The following two options are mutually exclusive. They determine how the polytope is projected from 3d to 2d (i.e., to the screen).
Project the polytope from 3d to 2d using a perspective projection (default).
Project the polytope from 3d to 2d using an orthographic projection.
The following two options are mutually exclusive. They determine how the polytope is projected from 4d to 3d.
Project the polytope from 4d to 3d using a perspective projection (default).
Project the polytope from 4d to 3d using an orthographic projection.
The following six options determine the rotation speed of the polytope around the six possible hyperplanes. The rotation speed is measured in degrees per frame. The speeds should be set to relatively small values, e.g., less than 4 in magnitude.
- -speed-wx float
Rotation speed around the wx plane (default: 1.1).
- -speed-wy float
Rotation speed around the wy plane (default: 1.3).
- -speed-wz float
Rotation speed around the wz plane (default: 1.5).
- -speed-xy float
Rotation speed around the xy plane (default: 1.7).
- -speed-xz float
Rotation speed around the xz plane (default: 1.9).
- -speed-yz float
Rotation speed around the yz plane (default: 2.1).
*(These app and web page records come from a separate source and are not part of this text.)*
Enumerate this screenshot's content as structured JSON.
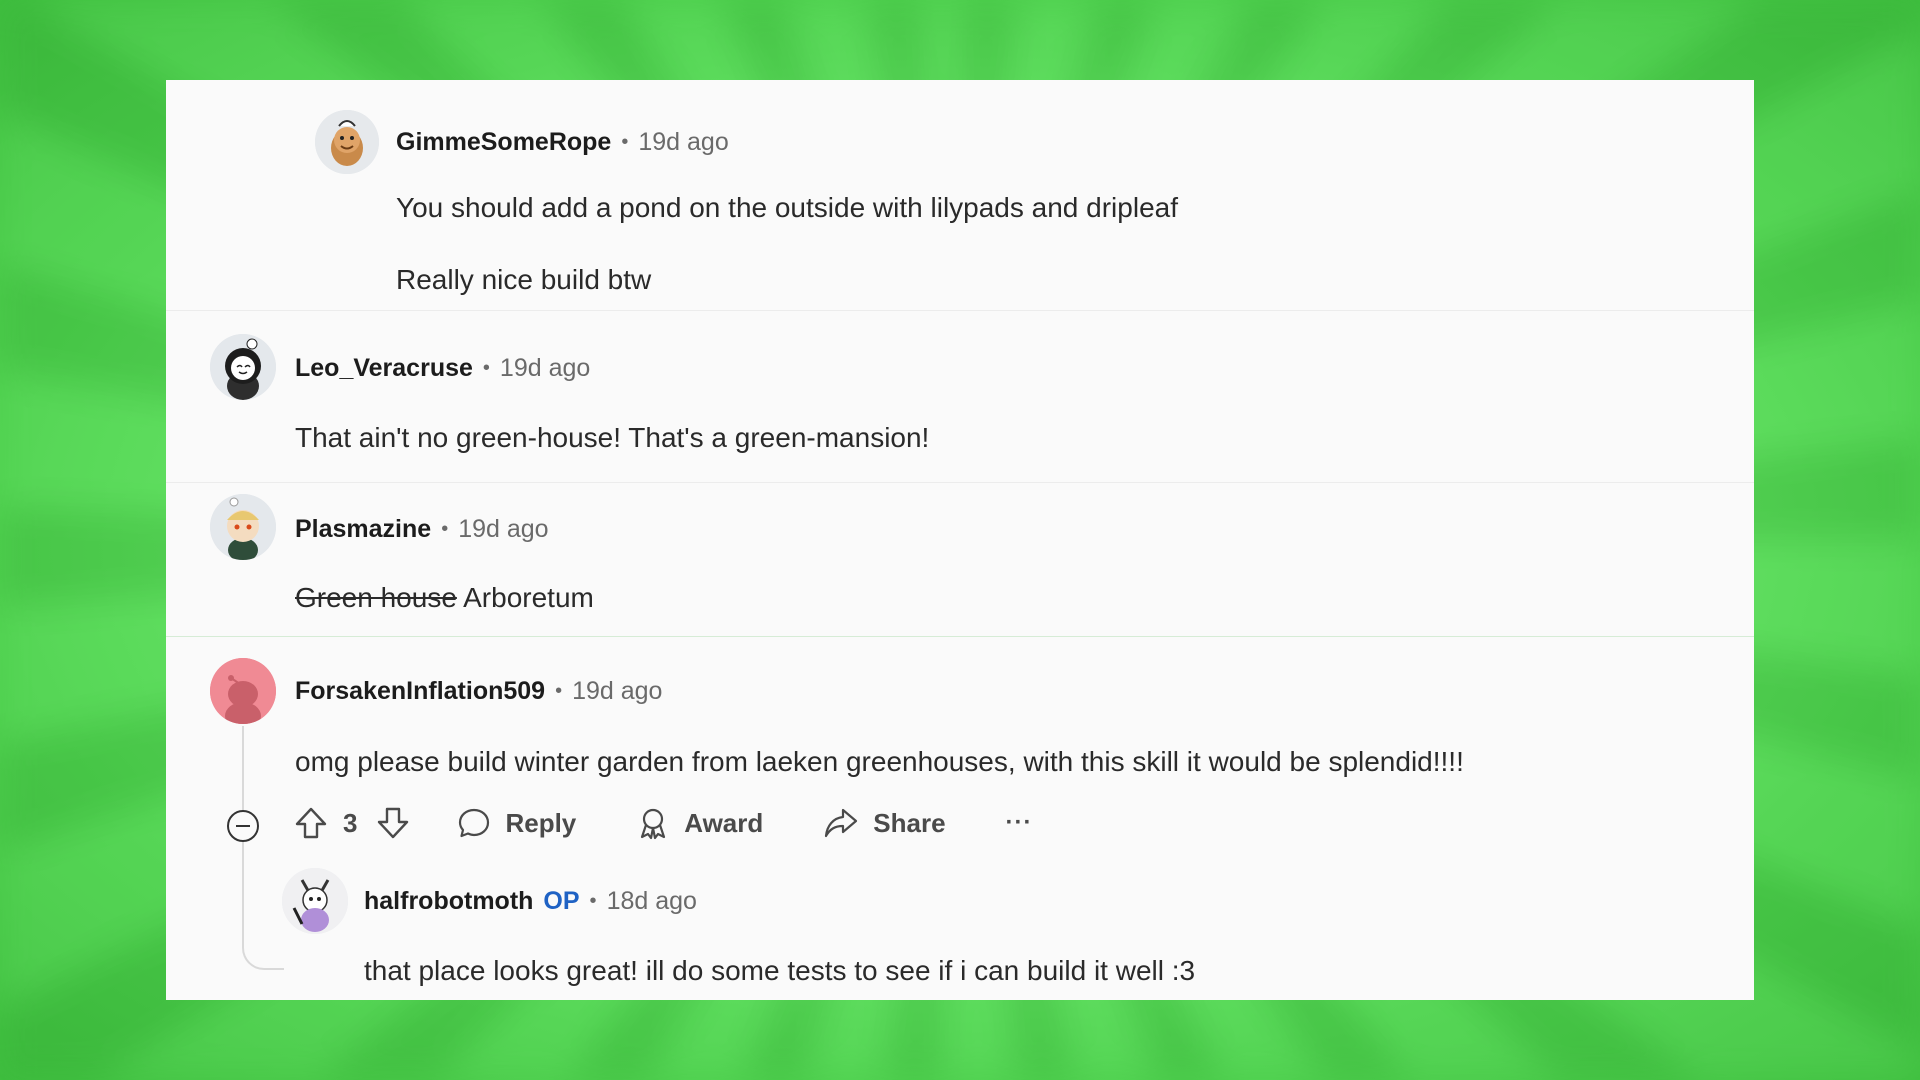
{
  "comments": [
    {
      "username": "GimmeSomeRope",
      "time": "19d ago",
      "lines": [
        "You should add a pond on the outside with lilypads and dripleaf",
        "Really nice build btw"
      ]
    },
    {
      "username": "Leo_Veracruse",
      "time": "19d ago",
      "lines": [
        "That ain't no green-house! That's a green-mansion!"
      ]
    },
    {
      "username": "Plasmazine",
      "time": "19d ago",
      "struck": "Green house",
      "text": "Arboretum"
    },
    {
      "username": "ForsakenInflation509",
      "time": "19d ago",
      "lines": [
        "omg please build winter garden from laeken greenhouses, with this skill it would be splendid!!!!"
      ],
      "votes": "3"
    },
    {
      "username": "halfrobotmoth",
      "op_badge": "OP",
      "time": "18d ago",
      "lines": [
        "that place looks great! ill do some tests to see if i can build it well :3"
      ]
    }
  ],
  "actions": {
    "reply": "Reply",
    "award": "Award",
    "share": "Share",
    "more": "···"
  },
  "separator": "•",
  "colors": {
    "background_green": "#6be86b",
    "op_blue": "#1f62c4",
    "avatar_pink": "#f08a94"
  }
}
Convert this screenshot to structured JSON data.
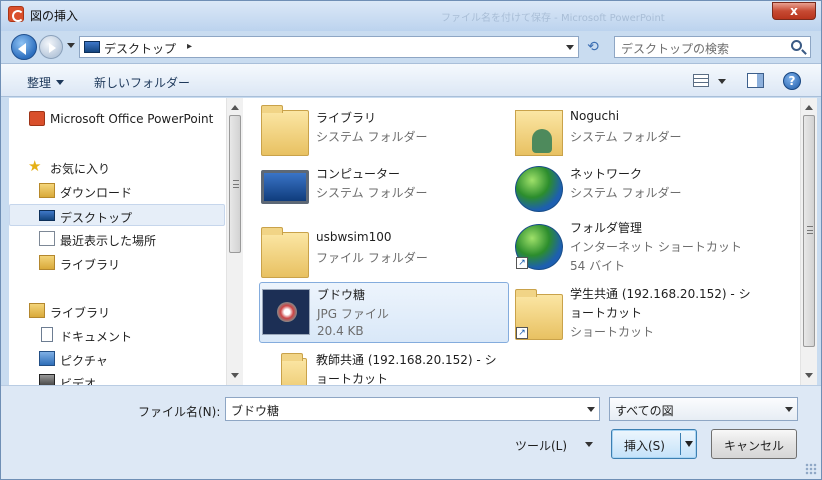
{
  "window": {
    "title": "図の挿入",
    "background_title": "ファイル名を付けて保存 - Microsoft PowerPoint",
    "close_label": "x"
  },
  "address": {
    "location": "デスクトップ",
    "separator": "▸"
  },
  "search": {
    "placeholder": "デスクトップの検索"
  },
  "toolbar": {
    "organize_label": "整理",
    "new_folder_label": "新しいフォルダー",
    "help_label": "?"
  },
  "nav_pane": {
    "items": [
      {
        "label": "Microsoft Office PowerPoint",
        "icon": "powerpoint-icon"
      },
      {
        "label": "お気に入り",
        "icon": "star-icon"
      },
      {
        "label": "ダウンロード",
        "icon": "downloads-folder-icon"
      },
      {
        "label": "デスクトップ",
        "icon": "desktop-icon",
        "selected": true
      },
      {
        "label": "最近表示した場所",
        "icon": "recent-places-icon"
      },
      {
        "label": "ライブラリ",
        "icon": "library-icon"
      },
      {
        "label": "ライブラリ",
        "icon": "library-icon"
      },
      {
        "label": "ドキュメント",
        "icon": "document-icon"
      },
      {
        "label": "ピクチャ",
        "icon": "pictures-icon"
      },
      {
        "label": "ビデオ",
        "icon": "video-icon"
      }
    ]
  },
  "files": [
    {
      "name": "ライブラリ",
      "lines": [
        "システム フォルダー"
      ],
      "icon": "library-folder-icon"
    },
    {
      "name": "Noguchi",
      "lines": [
        "システム フォルダー"
      ],
      "icon": "user-folder-icon"
    },
    {
      "name": "コンピューター",
      "lines": [
        "システム フォルダー"
      ],
      "icon": "computer-icon"
    },
    {
      "name": "ネットワーク",
      "lines": [
        "システム フォルダー"
      ],
      "icon": "network-icon"
    },
    {
      "name": "usbwsim100",
      "lines": [
        "ファイル フォルダー"
      ],
      "icon": "folder-icon"
    },
    {
      "name": "フォルダ管理",
      "lines": [
        "インターネット ショートカット",
        "54 バイト"
      ],
      "icon": "internet-shortcut-icon"
    },
    {
      "name": "ブドウ糖",
      "lines": [
        "JPG ファイル",
        "20.4 KB"
      ],
      "icon": "jpg-image-icon",
      "selected": true
    },
    {
      "name": "学生共通 (192.168.20.152) - シ",
      "name2": "ョートカット",
      "lines": [
        "ショートカット"
      ],
      "icon": "network-shortcut-icon"
    },
    {
      "name": "教師共通 (192.168.20.152) - シ",
      "name2": "ョートカット",
      "lines": [],
      "icon": "folder-shortcut-icon"
    }
  ],
  "bottom": {
    "filename_label": "ファイル名(N):",
    "filename_value": "ブドウ糖",
    "filetype_value": "すべての図",
    "tools_label": "ツール(L)",
    "insert_label": "挿入(S)",
    "cancel_label": "キャンセル"
  }
}
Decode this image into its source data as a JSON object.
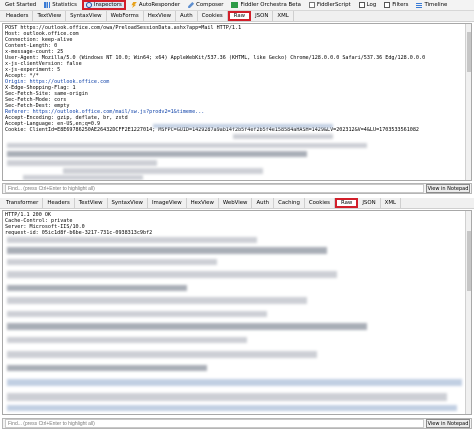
{
  "toolbar": {
    "items": [
      {
        "label": "Get Started",
        "icon": "none"
      },
      {
        "label": "Statistics",
        "icon": "chart-icon"
      },
      {
        "label": "Inspectors",
        "icon": "inspectors-icon",
        "highlight": true
      },
      {
        "label": "AutoResponder",
        "icon": "bolt-icon"
      },
      {
        "label": "Composer",
        "icon": "composer-icon"
      },
      {
        "label": "Fiddler Orchestra Beta",
        "icon": "fo-icon"
      },
      {
        "label": "FiddlerScript",
        "icon": "script-icon"
      },
      {
        "label": "Log",
        "icon": "log-icon"
      },
      {
        "label": "Filters",
        "icon": "filters-icon"
      },
      {
        "label": "Timeline",
        "icon": "timeline-icon"
      }
    ]
  },
  "request_tabs": [
    {
      "label": "Headers"
    },
    {
      "label": "TextView"
    },
    {
      "label": "SyntaxView"
    },
    {
      "label": "WebForms"
    },
    {
      "label": "HexView"
    },
    {
      "label": "Auth"
    },
    {
      "label": "Cookies"
    },
    {
      "label": "Raw",
      "highlight": true
    },
    {
      "label": "JSON"
    },
    {
      "label": "XML"
    }
  ],
  "request_lines": [
    "POST https://outlook.office.com/owa/PreloadSessionData.ashx?app=Mail HTTP/1.1",
    "Host: outlook.office.com",
    "Connection: keep-alive",
    "Content-Length: 0",
    "x-message-count: 25",
    "User-Agent: Mozilla/5.0 (Windows NT 10.0; Win64; x64) AppleWebKit/537.36 (KHTML, like Gecko) Chrome/128.0.0.0 Safari/537.36 Edg/128.0.0.0",
    "x-js-clientVersion: false",
    "x-js-experiment: 5",
    "Accept: */*",
    "Origin: https://outlook.office.com",
    "X-Edge-Shopping-Flag: 1",
    "Sec-Fetch-Site: same-origin",
    "Sec-Fetch-Mode: cors",
    "Sec-Fetch-Dest: empty",
    "Referer: https://outlook.office.com/mail/sw.js?prodv2=1&timeme...",
    "Accept-Encoding: gzip, deflate, br, zstd",
    "Accept-Language: en-US,en;q=0.9",
    "Cookie: ClientId=E8E69786250AE26432DCFF2E1227014; MSFPC=GUID=1429287a9ab14f2b5f4ef2b5f4e158584aHASH=1429&LV=202312&V=4&LU=1703533561082"
  ],
  "response_tabs": [
    {
      "label": "Transformer"
    },
    {
      "label": "Headers"
    },
    {
      "label": "TextView"
    },
    {
      "label": "SyntaxView"
    },
    {
      "label": "ImageView"
    },
    {
      "label": "HexView"
    },
    {
      "label": "WebView"
    },
    {
      "label": "Auth"
    },
    {
      "label": "Caching"
    },
    {
      "label": "Cookies"
    },
    {
      "label": "Raw",
      "highlight": true
    },
    {
      "label": "JSON"
    },
    {
      "label": "XML"
    }
  ],
  "response_lines": [
    "HTTP/1.1 200 OK",
    "Cache-Control: private",
    "Server: Microsoft-IIS/10.0",
    "request-id: 05ic1d8f-b6be-3217-731c-0938313c9bf2"
  ],
  "find": {
    "placeholder": "Find... (press Ctrl+Enter to highlight all)",
    "notepad_label": "View in Notepad"
  },
  "colors": {
    "highlight": "#d21f2a",
    "link": "#0b3fa8"
  }
}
If you run this program in standalone mode you can rotate the polytope by dragging the mouse while pressing the left mouse button. This rotates the polytope in 3D, i.e., around the wx, wy, and wz planes. If you press the shift key while dragging the mouse with the left button pressed the polytope is rotated in 4D, i.e., around the xy, xz, and yz planes. To examine the polytope at your leisure, it is best to set all speeds to 0. Otherwise, the polytope will rotate while the left mouse button is not pressed. -fps Display the current frame rate, CPU load, and polygon count.
to get the default host and display number.
to get the name of a resource file that overrides the global resources stored in the RESOURCE_MANAGER property.
Copyright © 2003-2005 by Carsten Steger. Permission to use, copy, modify, distribute, and sell this software and its documentation for any purpose is hereby granted without fee, provided that the above copyright notice appear in all copies and that both that copyright notice and this permission notice appear in supporting documentation. No representations are made about the suitability of this software for any purpose. It is provided "as is" without express or implied warranty.
Carsten Steger <firstname.lastname@example.org>, 28-sep-2005.